Class Descriptions for our upcoming Heritage Faire 2015
Beginning Genealogy by Lena Harmon:
The most common question people ask when starting is "Where do I start?" Lena will answer the where and how to start and give the basics on what important information you will need to know such as where to go for resources and how to source your records, as well as options for storing the information you have gathered.
1850-1940 Census Records by Marti Roe:
You Can’t Do Genealogy Research Without Them OR Making Sense of Census Records. Have you ever wondered what information you can find on a census that will help you in your genealogy research? In this class you will learn valuable information on how to use the census to further your Family History Research. If you are old enough to be listed on the 1940 census, where were you and who gave the family information to the census taker?
Creating Family Stories from Research by Marian Kile:
If we don't have the details of our ancestor's live, we still can develop meaningful stories to capture what they might have seen or did during different times in their lives. Marian will show us where to begin, where to research and how to bring it all together.
DNA – Roundtable Discussion of DNA Testing and Experiences by Mike Witesman
Anyone who has had their DNA tested or is considering being tested can benefit from the experiences of others. This is your chance to find answers or places you may find those answers. Bring your questions (and test results if you have them).
FamilySearch FamilyTree Memories by Lena Harmon:
Lena will show you how to use the Memories portion of FamilySearch.org FamilyTree.

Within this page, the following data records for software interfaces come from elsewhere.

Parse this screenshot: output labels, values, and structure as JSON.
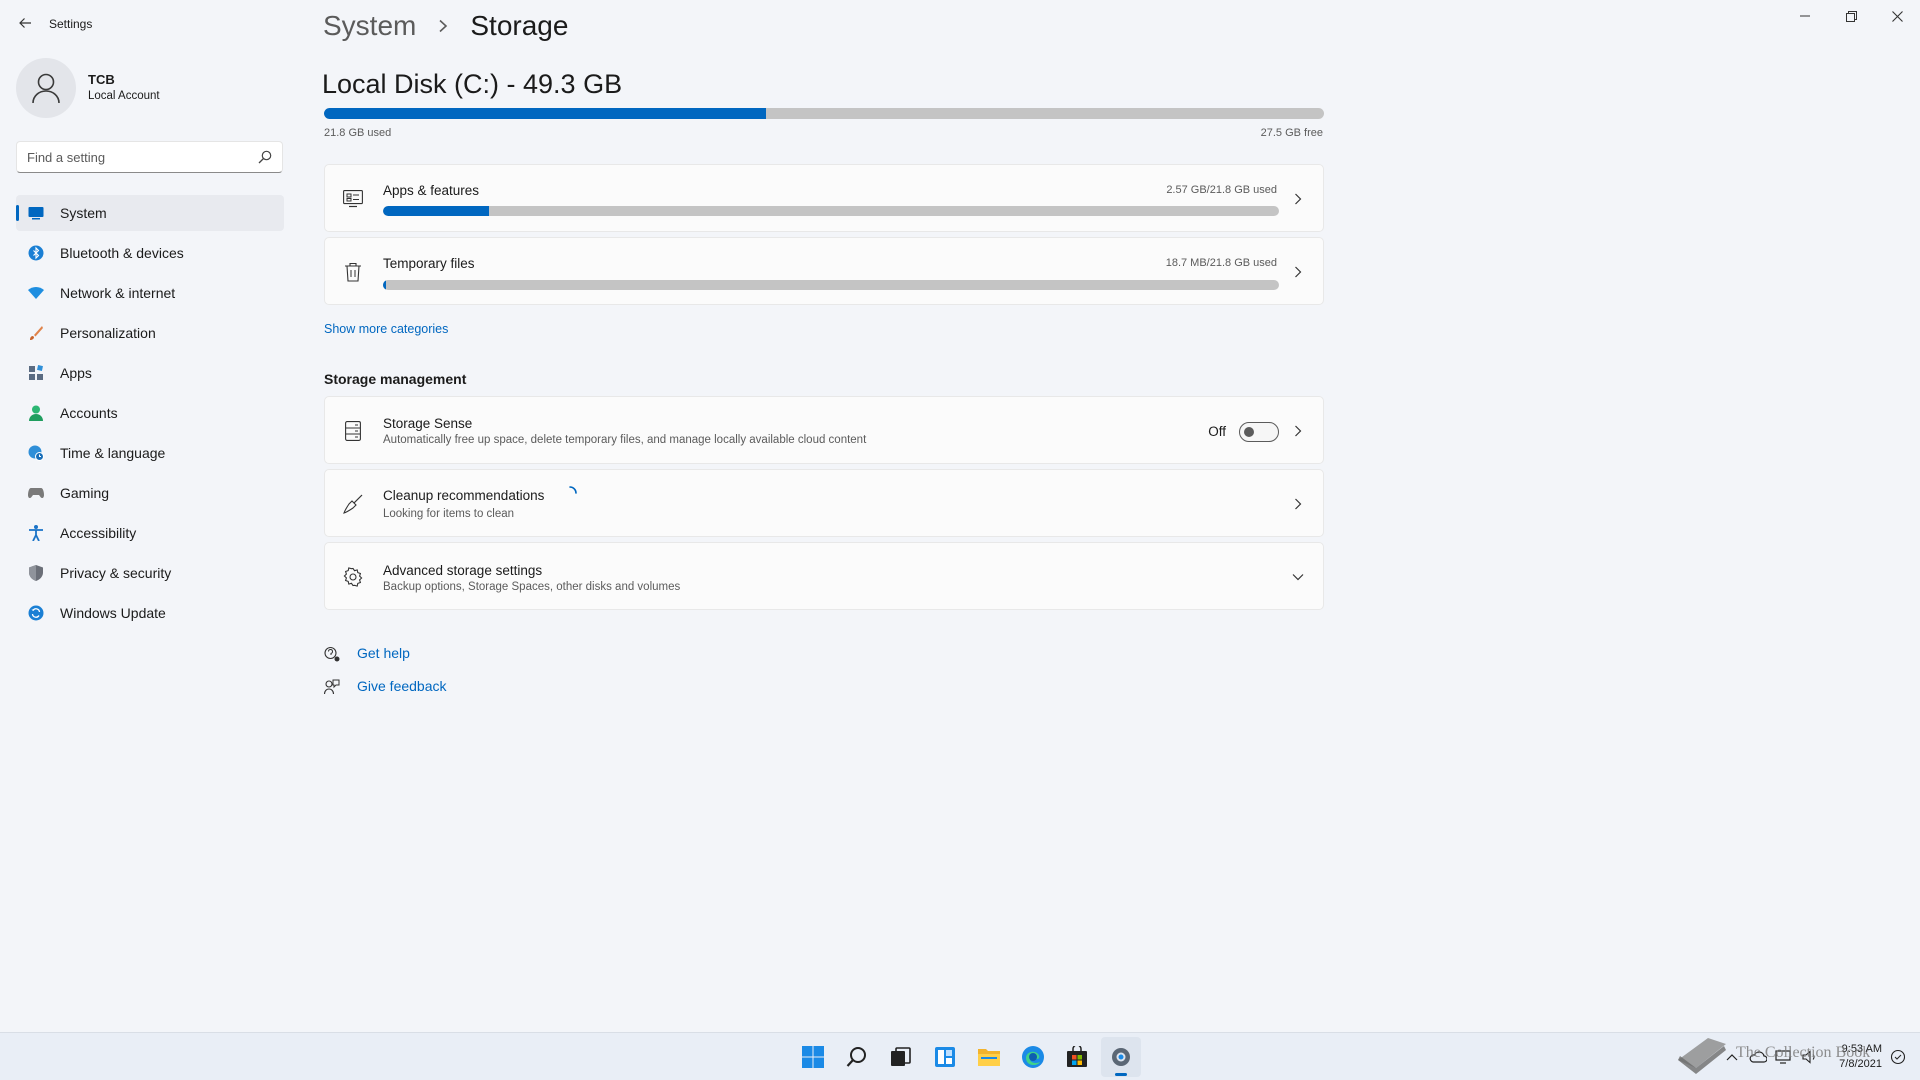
{
  "window": {
    "app_title": "Settings"
  },
  "profile": {
    "name": "TCB",
    "account_type": "Local Account"
  },
  "search": {
    "placeholder": "Find a setting"
  },
  "sidebar": {
    "items": [
      {
        "label": "System",
        "icon": "system-icon",
        "color": "#0067c0",
        "active": true
      },
      {
        "label": "Bluetooth & devices",
        "icon": "bluetooth-icon",
        "color": "#1a7fd4"
      },
      {
        "label": "Network & internet",
        "icon": "wifi-icon",
        "color": "#1e8ee0"
      },
      {
        "label": "Personalization",
        "icon": "brush-icon",
        "color": "#e0834a"
      },
      {
        "label": "Apps",
        "icon": "apps-icon",
        "color": "#5a6b82"
      },
      {
        "label": "Accounts",
        "icon": "person-icon",
        "color": "#2bb673"
      },
      {
        "label": "Time & language",
        "icon": "globe-clock-icon",
        "color": "#2f8fd8"
      },
      {
        "label": "Gaming",
        "icon": "gamepad-icon",
        "color": "#7a7a7a"
      },
      {
        "label": "Accessibility",
        "icon": "accessibility-icon",
        "color": "#1a73c7"
      },
      {
        "label": "Privacy & security",
        "icon": "shield-icon",
        "color": "#6b6f78"
      },
      {
        "label": "Windows Update",
        "icon": "update-icon",
        "color": "#1a7fd4"
      }
    ]
  },
  "header": {
    "breadcrumb_parent": "System",
    "breadcrumb_current": "Storage"
  },
  "disk": {
    "title": "Local Disk (C:) - 49.3 GB",
    "used_label": "21.8 GB used",
    "free_label": "27.5 GB free",
    "used_fraction": 0.442
  },
  "categories": [
    {
      "title": "Apps & features",
      "meta": "2.57 GB/21.8 GB used",
      "fraction": 0.118,
      "icon": "apps-features-icon"
    },
    {
      "title": "Temporary files",
      "meta": "18.7 MB/21.8 GB used",
      "fraction": 0.001,
      "icon": "trash-icon"
    }
  ],
  "show_more_label": "Show more categories",
  "storage_management": {
    "section_title": "Storage management",
    "storage_sense": {
      "title": "Storage Sense",
      "desc": "Automatically free up space, delete temporary files, and manage locally available cloud content",
      "toggle_label": "Off"
    },
    "cleanup": {
      "title": "Cleanup recommendations",
      "desc": "Looking for items to clean"
    },
    "advanced": {
      "title": "Advanced storage settings",
      "desc": "Backup options, Storage Spaces, other disks and volumes"
    }
  },
  "help": {
    "get_help": "Get help",
    "give_feedback": "Give feedback"
  },
  "taskbar": {
    "apps": [
      "start-icon",
      "search-icon",
      "task-view-icon",
      "widgets-icon",
      "file-explorer-icon",
      "edge-icon",
      "store-icon",
      "settings-icon"
    ],
    "time": "9:53 AM",
    "date": "7/8/2021"
  },
  "watermark": {
    "text": "The Collection Book"
  }
}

She will show you how to add pictures, stories, documents, audio, people and the find option in FamilyTree Memories as well as tag people in each of the Memories portions of FamilyTree.
FamilySearch FamilyTree Partnerships by Lena Harmon:
This class is for LDS members only. This class will show you how to create your partner accounts for Ancestry, Find My Past, and My Heritage. We will go through the process of connecting your individuals in Ancestry.com to FamilyTree and how to use the functions of the partnership to further your research capabilities.
Organizing Your Family History by Vicky Anderson:
For years, genealogists have created papers trails of all their searching in order to document and to keep everything straight. Although the current trend is to try and put everything online or on the computer, many still feel the need to have/save their hard copies. If you are floundering in stacks of documents or you know you have documents, but you just can’t put your finger on them, this 2 hour class will teach you how to organize all your information and documentation into an easy to manage, working, expandable organizing system. Be sure to bring a flash drive to class if possible.
Start Writing Personal Family Stories by Marian Kile:
Do you find it daunting to try to write a long family history? Do you already have a written family history but want to add stories about special memories? This class will help both the non-writer and the experienced writer in developing short stories that capture the essence of special family members or events. The focus will be on stories that are about 500 words long but the process can be applied to longer stories.
Survey Your Family Members in 2015 by Marian Kile:
There is no census information collected until 2020 but we can set up our own survey for 2015. Marian will show us how to set up our questions, contact our family members, and record the information for future generations.
Understanding Autosomal (at) DNA – (or Do I Have That Many Sixth Cousins?) by Mike Witesman
If you have a Autosomal DNA test or are considering being tested this class will target the questions you should ask. This class will explain how atDNA test can help, identify testing labs and explain the costs and benefits of testing. Will atDNA testing help me find a distant relative? DNA testing has helped many and frustrated others. This class is appropriate for those considering Autosomal DNA testing and those who have tested.
Using Maps and Genealogy by Melinda Kashuba:
Maps are your best friends in genealogical research. With a map you can identify locations, measure distances between places, visualize an ancestor’s environment, study possible migration routes, assist in records analysis, and, most important of all: locate records. Events take place at a particular location, records are created at a certain location, and those records are housed at another location. This session introduces you to the variety of maps available for family history research and how to locate them.
USGenweb.org, Worldgenweb.org, & Rootsweb.com by Marti Roe
If you are new to family history, you may not be aware of these three free and older genealogy websites. These websites often have genealogy resources that are not available on other more popular sites.
USGenweb includes free online genealogyhelp and information for everystate and county including county and state histories, maps, research tips, some transcribed online records and links to state historical or archive databases. This site is well worth searching.
Worldgenweb is made up of worldwide volunteers that help researchers learn more about a specific region or area of the world. This site is small but there might be something of interest for you including maps and history of your country of interest.
There is a lot to cover in Rootsweb from learning how to post queries on mailing lists and message boards to online indexes, including the California death index. Learn how to search for your ancestors on ‘family tree’ and how to add ‘post-em’ notes. Submitted family trees on this site are not necessarily found on other genealogy websites and you can learn how to submit your own.